The 17-minute black and white short film has a detective (David Lynch) meeting a murder suspect, a capuchin monkey called Jack (credited as ‘Jack Cruz’ playing himself), in a train station diner. The bizarre interrogation encompasses farmyard animals, torrid affairs, and the transcendence of love, all wrapped in a film noir atmosphere suffused with hard-boiled detective clichés. Despite its short runtime, it packs in such Lynchian tropes as lingering shots of dark, black coffee, a 1950s-style waitress (Emily Stofle), and a love song written by Lynch and his longtime musical collaborator, Dean Hurley.
WHAT DID JACK DO? was first screened at the Fondation Cartier pour l’Art Contemporain in Paris in November 2017 and subsequently shown as part of the Festival of Disruption, curated by Lynch himself, in Brooklyn, New York in May 2018. The style is of a piece with Lynch’s late style which he would further develop in Twin Peaks: The Return. WHAT DID JACK DO? shows the same stylistic return to Lynch’s cinematic roots that we saw in Twin Peaks: The Return’s seminal Part 8 with cinematography, set design, and enigmatic dialogue all reminiscent of his early short films and his first feature film, ERASERHEAD. Lynch’s late work continues to circle back to the art and style that drew him to cinema in the first place.
Lynch aficionados will be keen to find a place for WHAT DID JACK DO? in the director’s canon and the short film is certainly open to multiple interpretations. The film evokes the TWIN PEAKS: FIRE WALK WITH ME scene in which a monkey’s face appeared in close-up enigmatically saying the single word, “Judy”. Is this murderous monkey somehow related to the dark goddess, Judy / Jowday, from the Twin Peaks mythos? A friend of mine astutely suggested that WHAT DID JACK DO? has a lot in common with Ronnie Rocket, Lynch’s unfinished film project about a noir-inspired detective seeking to enter a different dimension. Again, Lynch could be circling back to his earlier work and the great uncompleted projects of his youth.
The film’s conversation between Lynch’s detective and the besuited monkey is a series of hard-boiled detective clichés ripped from film noir movies: “Well, there is no Santa Claus,” says the detective; “I won’t be here for Christmas,” Jack retorts. The quick succession of these pitch-perfect film-noir clichés self-referentially highlights how easily these melodramatic phrases turn into non-sequiturs.

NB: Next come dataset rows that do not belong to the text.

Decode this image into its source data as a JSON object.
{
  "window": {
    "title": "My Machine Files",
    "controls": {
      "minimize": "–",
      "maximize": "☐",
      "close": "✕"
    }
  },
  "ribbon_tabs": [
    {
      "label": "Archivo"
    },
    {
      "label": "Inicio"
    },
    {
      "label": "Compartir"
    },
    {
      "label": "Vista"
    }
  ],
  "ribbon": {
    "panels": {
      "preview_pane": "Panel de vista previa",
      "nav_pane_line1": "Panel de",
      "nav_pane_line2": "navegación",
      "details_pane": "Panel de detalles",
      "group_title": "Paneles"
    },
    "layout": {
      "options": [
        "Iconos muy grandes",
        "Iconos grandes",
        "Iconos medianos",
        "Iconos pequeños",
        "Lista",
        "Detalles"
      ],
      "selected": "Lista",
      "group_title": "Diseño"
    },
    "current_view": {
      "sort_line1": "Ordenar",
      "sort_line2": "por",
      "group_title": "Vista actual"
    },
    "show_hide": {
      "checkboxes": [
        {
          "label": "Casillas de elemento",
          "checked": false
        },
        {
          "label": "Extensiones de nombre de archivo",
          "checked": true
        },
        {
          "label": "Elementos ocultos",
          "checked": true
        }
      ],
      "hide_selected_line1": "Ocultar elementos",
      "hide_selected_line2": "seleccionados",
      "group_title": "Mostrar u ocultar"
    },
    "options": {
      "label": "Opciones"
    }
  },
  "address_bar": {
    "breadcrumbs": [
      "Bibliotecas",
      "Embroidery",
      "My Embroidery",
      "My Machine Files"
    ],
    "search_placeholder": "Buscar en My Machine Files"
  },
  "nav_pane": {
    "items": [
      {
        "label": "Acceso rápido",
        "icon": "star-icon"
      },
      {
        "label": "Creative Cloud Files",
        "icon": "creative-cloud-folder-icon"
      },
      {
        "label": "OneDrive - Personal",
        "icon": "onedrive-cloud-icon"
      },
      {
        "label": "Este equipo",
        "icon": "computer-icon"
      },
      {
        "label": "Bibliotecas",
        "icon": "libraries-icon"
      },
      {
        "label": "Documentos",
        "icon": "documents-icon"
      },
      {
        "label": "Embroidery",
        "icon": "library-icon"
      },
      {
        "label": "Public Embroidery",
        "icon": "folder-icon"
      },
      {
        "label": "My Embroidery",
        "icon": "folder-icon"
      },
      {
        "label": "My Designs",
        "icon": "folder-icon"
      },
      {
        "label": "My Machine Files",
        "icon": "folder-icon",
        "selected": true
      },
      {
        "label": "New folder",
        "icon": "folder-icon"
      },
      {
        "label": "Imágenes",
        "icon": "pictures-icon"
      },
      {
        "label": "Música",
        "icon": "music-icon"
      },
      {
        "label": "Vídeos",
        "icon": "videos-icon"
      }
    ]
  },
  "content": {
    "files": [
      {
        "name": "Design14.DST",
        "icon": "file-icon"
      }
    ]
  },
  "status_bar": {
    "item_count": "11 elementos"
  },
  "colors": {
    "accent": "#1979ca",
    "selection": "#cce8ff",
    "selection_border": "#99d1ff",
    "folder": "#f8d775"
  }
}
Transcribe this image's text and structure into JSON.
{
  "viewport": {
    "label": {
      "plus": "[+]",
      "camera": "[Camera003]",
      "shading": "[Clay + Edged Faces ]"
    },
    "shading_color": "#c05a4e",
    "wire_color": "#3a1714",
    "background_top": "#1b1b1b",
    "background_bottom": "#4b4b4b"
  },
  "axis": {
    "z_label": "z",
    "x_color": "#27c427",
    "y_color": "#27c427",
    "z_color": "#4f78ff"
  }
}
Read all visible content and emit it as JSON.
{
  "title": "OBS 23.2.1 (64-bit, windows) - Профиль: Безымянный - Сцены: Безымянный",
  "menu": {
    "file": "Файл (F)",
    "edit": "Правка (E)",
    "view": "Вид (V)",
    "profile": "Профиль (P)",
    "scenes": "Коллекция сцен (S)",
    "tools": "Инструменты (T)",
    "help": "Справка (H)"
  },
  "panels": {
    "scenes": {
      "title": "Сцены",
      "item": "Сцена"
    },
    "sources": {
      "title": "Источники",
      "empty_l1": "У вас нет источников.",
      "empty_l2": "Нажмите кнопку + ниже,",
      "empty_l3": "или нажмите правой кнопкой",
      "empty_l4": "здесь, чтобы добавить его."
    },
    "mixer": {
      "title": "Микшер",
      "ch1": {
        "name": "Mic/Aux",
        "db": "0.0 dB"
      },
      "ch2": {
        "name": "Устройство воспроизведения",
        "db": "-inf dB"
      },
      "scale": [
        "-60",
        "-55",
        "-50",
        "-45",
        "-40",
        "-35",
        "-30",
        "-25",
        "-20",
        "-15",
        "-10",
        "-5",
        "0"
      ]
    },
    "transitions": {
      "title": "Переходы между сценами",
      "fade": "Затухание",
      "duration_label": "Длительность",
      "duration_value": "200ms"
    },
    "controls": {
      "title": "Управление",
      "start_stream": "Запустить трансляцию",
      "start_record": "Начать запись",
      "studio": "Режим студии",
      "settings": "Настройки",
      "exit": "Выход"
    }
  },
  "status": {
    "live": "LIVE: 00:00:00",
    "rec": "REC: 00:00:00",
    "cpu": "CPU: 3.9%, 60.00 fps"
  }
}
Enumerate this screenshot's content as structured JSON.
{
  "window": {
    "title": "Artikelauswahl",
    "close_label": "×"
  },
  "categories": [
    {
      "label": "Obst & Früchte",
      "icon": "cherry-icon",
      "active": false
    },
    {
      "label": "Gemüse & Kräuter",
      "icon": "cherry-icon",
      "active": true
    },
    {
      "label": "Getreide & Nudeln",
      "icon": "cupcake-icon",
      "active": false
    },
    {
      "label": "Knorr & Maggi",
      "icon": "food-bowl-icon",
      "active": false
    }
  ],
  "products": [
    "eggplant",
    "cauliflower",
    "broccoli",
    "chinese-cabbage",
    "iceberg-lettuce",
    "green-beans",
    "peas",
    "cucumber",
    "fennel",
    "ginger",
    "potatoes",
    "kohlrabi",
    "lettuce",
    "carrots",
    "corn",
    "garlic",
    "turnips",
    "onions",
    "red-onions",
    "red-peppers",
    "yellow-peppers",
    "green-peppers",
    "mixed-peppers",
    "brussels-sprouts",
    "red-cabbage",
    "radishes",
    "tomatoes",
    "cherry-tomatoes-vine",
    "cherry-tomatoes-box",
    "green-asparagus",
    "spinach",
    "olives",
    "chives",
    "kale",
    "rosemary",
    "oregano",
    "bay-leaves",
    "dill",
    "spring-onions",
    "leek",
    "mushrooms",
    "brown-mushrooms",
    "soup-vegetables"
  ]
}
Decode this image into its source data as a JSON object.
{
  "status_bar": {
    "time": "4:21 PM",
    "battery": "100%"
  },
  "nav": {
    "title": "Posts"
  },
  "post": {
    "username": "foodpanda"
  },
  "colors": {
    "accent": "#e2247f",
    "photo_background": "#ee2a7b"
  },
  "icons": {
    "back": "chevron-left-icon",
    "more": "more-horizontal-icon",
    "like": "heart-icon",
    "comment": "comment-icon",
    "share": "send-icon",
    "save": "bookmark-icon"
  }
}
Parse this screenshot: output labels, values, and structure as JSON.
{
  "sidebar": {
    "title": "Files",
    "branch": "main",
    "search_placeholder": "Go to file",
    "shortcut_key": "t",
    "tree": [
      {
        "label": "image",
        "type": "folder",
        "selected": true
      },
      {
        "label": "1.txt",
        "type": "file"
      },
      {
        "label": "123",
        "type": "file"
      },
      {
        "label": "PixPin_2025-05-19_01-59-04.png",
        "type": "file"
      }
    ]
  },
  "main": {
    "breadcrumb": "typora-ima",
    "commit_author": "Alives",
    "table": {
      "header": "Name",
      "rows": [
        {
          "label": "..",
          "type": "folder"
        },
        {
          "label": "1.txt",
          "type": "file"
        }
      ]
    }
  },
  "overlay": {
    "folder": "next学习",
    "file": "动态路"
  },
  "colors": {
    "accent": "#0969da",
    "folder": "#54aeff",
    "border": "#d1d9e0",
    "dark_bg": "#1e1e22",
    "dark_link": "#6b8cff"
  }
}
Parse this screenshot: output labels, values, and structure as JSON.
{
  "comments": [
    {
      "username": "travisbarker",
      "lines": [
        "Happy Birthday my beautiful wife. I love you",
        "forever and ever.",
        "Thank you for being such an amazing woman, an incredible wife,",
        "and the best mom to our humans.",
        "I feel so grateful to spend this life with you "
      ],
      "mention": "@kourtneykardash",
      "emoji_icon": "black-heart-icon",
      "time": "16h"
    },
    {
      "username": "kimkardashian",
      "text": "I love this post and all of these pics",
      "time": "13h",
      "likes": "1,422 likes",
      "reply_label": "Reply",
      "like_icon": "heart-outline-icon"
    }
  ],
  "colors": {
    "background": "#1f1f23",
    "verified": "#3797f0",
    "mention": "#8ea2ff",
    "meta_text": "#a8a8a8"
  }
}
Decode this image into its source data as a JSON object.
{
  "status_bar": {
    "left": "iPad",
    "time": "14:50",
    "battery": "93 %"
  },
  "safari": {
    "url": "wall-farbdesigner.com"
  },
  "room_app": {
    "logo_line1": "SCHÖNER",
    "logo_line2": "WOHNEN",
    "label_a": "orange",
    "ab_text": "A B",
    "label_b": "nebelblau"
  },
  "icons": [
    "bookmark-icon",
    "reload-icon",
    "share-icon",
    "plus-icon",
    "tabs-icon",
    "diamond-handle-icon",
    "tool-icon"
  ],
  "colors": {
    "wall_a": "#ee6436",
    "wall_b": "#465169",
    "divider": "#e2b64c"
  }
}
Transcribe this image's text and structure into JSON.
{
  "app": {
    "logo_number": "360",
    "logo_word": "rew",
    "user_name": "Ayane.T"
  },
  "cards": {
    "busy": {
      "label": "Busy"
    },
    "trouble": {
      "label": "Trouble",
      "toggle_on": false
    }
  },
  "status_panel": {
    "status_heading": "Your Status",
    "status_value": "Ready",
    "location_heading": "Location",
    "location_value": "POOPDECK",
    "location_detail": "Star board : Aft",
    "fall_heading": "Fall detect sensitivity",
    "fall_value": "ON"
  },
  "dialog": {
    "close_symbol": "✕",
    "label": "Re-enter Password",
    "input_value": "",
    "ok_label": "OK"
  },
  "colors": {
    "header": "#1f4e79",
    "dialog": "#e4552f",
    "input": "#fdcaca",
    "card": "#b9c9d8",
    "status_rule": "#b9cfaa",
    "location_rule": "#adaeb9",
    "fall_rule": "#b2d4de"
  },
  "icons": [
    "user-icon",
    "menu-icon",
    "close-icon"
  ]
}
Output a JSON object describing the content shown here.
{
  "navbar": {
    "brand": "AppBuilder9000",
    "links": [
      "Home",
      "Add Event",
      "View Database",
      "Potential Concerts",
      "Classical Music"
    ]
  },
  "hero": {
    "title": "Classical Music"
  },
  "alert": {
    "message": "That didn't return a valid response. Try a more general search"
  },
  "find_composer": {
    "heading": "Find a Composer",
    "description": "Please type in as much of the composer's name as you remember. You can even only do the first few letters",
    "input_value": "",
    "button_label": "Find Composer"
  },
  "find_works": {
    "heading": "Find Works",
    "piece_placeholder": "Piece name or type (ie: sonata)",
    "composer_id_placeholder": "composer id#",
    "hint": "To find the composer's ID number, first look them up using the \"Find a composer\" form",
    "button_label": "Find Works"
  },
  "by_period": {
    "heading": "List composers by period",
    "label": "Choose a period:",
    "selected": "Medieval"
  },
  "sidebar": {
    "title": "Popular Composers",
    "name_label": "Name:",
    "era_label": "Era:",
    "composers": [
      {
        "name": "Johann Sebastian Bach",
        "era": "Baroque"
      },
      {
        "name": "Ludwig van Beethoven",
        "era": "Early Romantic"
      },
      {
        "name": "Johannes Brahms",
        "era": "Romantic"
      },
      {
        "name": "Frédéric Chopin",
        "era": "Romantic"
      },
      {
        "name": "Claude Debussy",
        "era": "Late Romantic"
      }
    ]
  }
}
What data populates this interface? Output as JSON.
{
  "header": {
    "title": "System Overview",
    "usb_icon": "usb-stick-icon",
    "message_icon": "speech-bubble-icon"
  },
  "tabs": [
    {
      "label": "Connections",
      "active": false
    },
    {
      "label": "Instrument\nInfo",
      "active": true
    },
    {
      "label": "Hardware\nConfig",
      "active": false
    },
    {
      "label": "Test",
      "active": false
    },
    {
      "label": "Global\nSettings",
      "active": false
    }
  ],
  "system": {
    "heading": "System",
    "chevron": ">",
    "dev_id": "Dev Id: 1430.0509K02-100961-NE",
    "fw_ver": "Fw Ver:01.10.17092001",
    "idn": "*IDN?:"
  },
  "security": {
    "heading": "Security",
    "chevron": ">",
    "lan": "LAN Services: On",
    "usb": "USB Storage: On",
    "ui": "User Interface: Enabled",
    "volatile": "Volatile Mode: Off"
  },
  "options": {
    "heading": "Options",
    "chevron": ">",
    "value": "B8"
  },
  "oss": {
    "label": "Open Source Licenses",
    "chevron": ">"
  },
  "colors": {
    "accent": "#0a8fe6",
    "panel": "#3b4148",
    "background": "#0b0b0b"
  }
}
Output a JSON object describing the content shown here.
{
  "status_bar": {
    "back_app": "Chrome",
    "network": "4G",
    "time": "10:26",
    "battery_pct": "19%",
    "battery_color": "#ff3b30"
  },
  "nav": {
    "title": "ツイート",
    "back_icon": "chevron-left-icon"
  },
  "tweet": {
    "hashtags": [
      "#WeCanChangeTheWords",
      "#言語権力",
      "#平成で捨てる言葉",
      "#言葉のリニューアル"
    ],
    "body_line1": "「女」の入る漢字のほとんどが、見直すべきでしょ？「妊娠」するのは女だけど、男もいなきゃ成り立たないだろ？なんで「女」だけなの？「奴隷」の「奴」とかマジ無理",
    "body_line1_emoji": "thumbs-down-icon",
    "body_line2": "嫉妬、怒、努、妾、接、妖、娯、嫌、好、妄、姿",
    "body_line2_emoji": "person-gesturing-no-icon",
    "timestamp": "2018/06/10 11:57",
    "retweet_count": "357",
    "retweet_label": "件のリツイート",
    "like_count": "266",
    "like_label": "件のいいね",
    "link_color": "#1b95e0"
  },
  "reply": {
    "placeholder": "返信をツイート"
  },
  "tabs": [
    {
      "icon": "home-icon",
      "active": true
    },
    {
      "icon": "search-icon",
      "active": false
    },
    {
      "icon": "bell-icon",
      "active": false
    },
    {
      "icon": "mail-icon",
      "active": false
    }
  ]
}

Yet despite the heavy layers of irony involved in inserting a talking monkey into a traditional film noir, there’s a heart of sincerity characteristic of Lynch’s work. Jack’s discussion about the golden transcendence of love and his heartfelt song about his lost love, ‘True Love’s Flame’, are genuinely touching despite coming from the mouth of a little monkey in a suit. Like with his song ‘In Heaven’ sung by the Lady in the Radiator in ERASERHEAD, Lynch isn’t afraid to push sincerely towards heartfelt sentimentality amidst the surreality and darkness of his cinematic worlds. Lynch pushes so far into sentimental cliché that we come around to realising that the sincere truths contained in seemingly tired clichés.
But there’s a danger of overthinking Lynch’s work. Lynch criticism often fails to acknowledge how funny Lynch’s work is and attempts to examine the deeper meanings or grand mythologies of his films and can miss the surface-level humour. WHAT DID JACK DO? is just plain funny: it’s funny to see a small monkey wearing a suit and singing a tender love song about a hen. There may be a lot to interpret and unpack in Lynch’s latest short film but there’s also a streak of humour that makes it just damn fine entertainment.